“Do you really think so?” he asked, and Lottie Thurmond replied,
“The most perfect place for a picnic luncheon can hardly be imagined than your little paradise, Fred.”
“It is the most perfect place,” Sophia echoed, and it seemed that Mr. Steinmetz was most ridiculously pleased by her approval. Lottie, looking on them both with a certain amount of approval, continued briskly.
“Fetch us down the basket, Fred … and the rugs. Frank wishes to try his hand with his new fishing rod…”
“There aren’t any fish there save minnows,” Mr. Steinmetz warned and Frank Thurmond hissed, “Not another word from you, spoil-sport!”
Mr. Steinmetz shook his head in pity, and handed down little Ellie from the buggy.
“There are some tiny little frogs, though,” he added. “And one morning, I saw a wild jaguar-cat come down to drink.”
Ellie gave a small squeak of dismay, and her mother exclaimed,
“Surely there is not any danger to us, Mr. Steinmetz!”
“Only if it diverts you to think so, Mrs. Wood; they are nocturnal creatures and normally very shy.” He sounded exasperated; Sophia recalled his impatience with what he called female megrims. Of course, as a man of the world and long experience of the west, he would have encountered many more ferocious and dangerous animals.

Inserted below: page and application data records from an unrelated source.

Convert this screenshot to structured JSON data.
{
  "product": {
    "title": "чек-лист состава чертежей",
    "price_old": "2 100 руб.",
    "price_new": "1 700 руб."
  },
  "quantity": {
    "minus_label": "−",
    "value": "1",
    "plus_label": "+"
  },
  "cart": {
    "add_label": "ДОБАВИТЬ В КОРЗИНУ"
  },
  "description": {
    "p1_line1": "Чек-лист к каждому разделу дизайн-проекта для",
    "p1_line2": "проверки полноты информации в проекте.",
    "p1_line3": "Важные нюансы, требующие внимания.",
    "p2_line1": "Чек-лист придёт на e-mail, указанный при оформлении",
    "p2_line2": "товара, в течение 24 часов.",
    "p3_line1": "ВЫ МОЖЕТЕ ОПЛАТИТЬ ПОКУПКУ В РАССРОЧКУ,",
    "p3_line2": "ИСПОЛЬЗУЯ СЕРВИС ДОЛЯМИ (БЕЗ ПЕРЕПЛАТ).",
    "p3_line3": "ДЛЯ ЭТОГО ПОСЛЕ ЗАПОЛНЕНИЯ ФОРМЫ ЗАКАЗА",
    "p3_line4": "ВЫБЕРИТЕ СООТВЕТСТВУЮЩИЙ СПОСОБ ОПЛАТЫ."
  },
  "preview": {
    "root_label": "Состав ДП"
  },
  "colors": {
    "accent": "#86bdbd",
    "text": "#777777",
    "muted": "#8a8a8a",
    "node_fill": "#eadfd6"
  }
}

“I would love to see such a beautiful creature as a jaguar,” she said, feeling slightly breathless. “Not as in a zoo, as in Boston … but wild and free; here – just as you observed the deer.”
“He won’t come today, that I can assure you, Miss Teague.” He smiled at her, the corners of his eyes crinkling in a most endearing way. “Wish that I could whistle him up for a visit here, just for you. Perhaps another time?”
“Perhaps, Fred,” Lottie replied, just as brisk. “Sophie and Eleanor, my dears – can you assist me with setting up our feast? The gentlemen are hungry – there should not be any great labor involved, for my cook has packed every kind of delicious food, and it will not take any time at all.”
“Miss Teague is well acquainted with the method of serving food in a small amount of time,” Eleanor Wood observed, in a tone of lazy malice, but there was no sting in it, and Sophia – overtaken by a sudden fit of school-girl emotion – stuck her tongue out at her, behind Lottie’s back. Eleanor Wood’s expression went through a brisk series, from startled, through pique, and then to rueful humor. She stuck out her own tongue, and then both of them burst into giggles.
“If you are both quite finished with being juvenile,” Lottie observed, without turning around, “The gentlemen are hungry. And so am I.”
“The schoolmistress has eyes in the back of her head, so she has!” Eleanor whispered, Lottie stated, without turning around, “No – only one which works properly to the front, but my hearing is extraordinarily acute,” whereupon all three women dissolved into giggles. Young Ellie and the two men regarded them, baffled – as if they all had gone quite mad.